Recently I conquered Prep by Curtis Sittenfeld by listening to the unabridged audio version (a whopping 15 CD’s). Lee narrates her experiences of self-discovery, exciting teenage drama, and surviving bad choices during her four years at Ault Preparatory School. Like many high school girls, Lee is painfully self-conscious, which causes her to describe every incidence with family, teachers, and friends, every event, and every conversation (regardless of significance) in extreme emotional and psychological detail.
Lee keeps her scrutiny of the student body of her prep school to herself until she is interviewed by a reporter from the New York Times, who capitalizes on Lee’s mistake of sharing a little too much about Ault. It is ironic that Lee nearly makes it all the way through Ault completely unnoticed and in the last month of her senior year she is unfavorably exposed by her experiences of being unnoticed. This version provides a very interesting “ten years later” follow-up of some of the major characters, which gives necessary closure to the story.
Because Lee is a highly analytical teenage girl, this book can be very valuable in providing insight into the adolescent psyche.
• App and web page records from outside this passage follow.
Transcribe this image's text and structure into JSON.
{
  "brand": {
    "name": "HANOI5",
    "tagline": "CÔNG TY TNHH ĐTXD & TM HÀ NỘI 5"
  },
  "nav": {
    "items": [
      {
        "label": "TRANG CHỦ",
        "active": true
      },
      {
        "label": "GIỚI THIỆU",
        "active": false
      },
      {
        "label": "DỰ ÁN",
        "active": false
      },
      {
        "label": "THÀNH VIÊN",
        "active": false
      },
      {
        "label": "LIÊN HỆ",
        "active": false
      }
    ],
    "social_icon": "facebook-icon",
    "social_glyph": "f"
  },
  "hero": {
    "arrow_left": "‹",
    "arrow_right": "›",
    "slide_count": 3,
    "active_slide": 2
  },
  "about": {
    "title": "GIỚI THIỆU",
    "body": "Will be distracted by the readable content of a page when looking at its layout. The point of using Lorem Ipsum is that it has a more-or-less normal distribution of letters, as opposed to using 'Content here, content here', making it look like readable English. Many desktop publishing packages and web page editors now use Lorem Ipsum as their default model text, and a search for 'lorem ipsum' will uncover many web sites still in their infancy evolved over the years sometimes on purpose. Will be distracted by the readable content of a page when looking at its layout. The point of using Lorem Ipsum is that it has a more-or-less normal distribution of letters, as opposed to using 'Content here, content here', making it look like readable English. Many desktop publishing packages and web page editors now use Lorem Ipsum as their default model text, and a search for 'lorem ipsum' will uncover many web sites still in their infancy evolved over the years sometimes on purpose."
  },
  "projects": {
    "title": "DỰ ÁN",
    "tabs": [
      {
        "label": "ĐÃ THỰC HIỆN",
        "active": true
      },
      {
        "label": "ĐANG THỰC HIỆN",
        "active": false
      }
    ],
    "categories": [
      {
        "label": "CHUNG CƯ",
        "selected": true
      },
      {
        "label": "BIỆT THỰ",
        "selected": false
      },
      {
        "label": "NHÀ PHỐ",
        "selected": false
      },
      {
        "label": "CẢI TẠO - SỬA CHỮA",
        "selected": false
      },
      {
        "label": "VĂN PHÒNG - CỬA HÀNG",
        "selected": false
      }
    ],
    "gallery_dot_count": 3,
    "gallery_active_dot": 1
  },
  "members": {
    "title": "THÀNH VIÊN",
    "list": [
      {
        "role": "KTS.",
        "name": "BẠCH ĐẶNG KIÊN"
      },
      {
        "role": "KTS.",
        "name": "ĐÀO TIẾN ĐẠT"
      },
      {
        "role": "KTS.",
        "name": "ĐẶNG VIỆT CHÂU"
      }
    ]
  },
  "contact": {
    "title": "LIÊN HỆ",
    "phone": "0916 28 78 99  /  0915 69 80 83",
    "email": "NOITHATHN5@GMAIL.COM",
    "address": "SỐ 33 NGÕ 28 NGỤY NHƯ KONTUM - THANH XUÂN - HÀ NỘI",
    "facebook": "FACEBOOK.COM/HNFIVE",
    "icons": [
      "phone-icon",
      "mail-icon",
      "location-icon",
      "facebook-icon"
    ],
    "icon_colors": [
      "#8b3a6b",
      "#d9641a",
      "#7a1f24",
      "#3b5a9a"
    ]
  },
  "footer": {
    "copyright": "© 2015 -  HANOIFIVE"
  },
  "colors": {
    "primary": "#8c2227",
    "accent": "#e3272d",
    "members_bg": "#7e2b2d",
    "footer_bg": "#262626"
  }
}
There is one moment of particular interest to educators. In Lee’s sophomore year she has a teacher who really thinks she has Lee’s personality and student work ethic pegged, when in reality she couldn’t be more wrong. The way Lee feels in that moment serves as a reminder to me as a teacher that I don’t always know everything about my students. In my library, I have little cardboard stands that display the number of each table. Sometimes when I am tidying up, I see where my kids have written their names or drawn pictures on the cardboard stands and I always wonder, When did they have time to do that? They are busy from the time they sit down until the time they leave. I just think I know what is going on in the room. I don’t really. Not at all. The implication for all of us is that there is significance in recognizing that at any given moment there are so many other events occurring in a classroom prior to, during, and following instruction that we simply don’t have a clue about. I do wonder whether increasing our awareness of these side-shows would increase our understanding of kids and therefore our effectiveness in reaching their minds.